Copy out the entries that follow, exactly as written.

**RECORDS SUPPLIED**
★ ★ ★ ★ ★ ★ ★

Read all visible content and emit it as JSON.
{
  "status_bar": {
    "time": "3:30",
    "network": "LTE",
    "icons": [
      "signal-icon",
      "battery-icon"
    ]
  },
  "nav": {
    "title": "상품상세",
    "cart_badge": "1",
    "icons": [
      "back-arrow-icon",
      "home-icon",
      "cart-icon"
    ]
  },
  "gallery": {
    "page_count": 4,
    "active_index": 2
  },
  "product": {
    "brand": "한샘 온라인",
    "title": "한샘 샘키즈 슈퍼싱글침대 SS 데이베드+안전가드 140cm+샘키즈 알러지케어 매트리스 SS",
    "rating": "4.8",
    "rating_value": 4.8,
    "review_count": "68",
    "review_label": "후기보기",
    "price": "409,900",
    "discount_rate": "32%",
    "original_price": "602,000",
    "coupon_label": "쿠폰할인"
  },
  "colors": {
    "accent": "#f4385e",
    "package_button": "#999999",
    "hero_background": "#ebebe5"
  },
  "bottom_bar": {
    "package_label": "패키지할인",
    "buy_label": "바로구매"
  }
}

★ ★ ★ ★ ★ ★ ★

**TASK RESPONSE**
Read all visible content and emit it as JSON.
{
  "status_bar": {
    "time": "3:30",
    "network": "LTE",
    "icons": [
      "signal-icon",
      "battery-icon"
    ]
  },
  "nav": {
    "title": "상품상세",
    "cart_badge": "1",
    "icons": [
      "back-arrow-icon",
      "home-icon",
      "cart-icon"
    ]
  },
  "gallery": {
    "page_count": 4,
    "active_index": 2
  },
  "product": {
    "brand": "한샘 온라인",
    "title": "한샘 샘키즈 슈퍼싱글침대 SS 데이베드+안전가드 140cm+샘키즈 알러지케어 매트리스 SS",
    "rating": "4.8",
    "rating_value": 4.8,
    "review_count": "68",
    "review_label": "후기보기",
    "price": "409,900",
    "discount_rate": "32%",
    "original_price": "602,000",
    "coupon_label": "쿠폰할인"
  },
  "colors": {
    "accent": "#f4385e",
    "package_button": "#999999",
    "hero_background": "#ebebe5"
  },
  "bottom_bar": {
    "package_label": "패키지할인",
    "buy_label": "바로구매"
  }
}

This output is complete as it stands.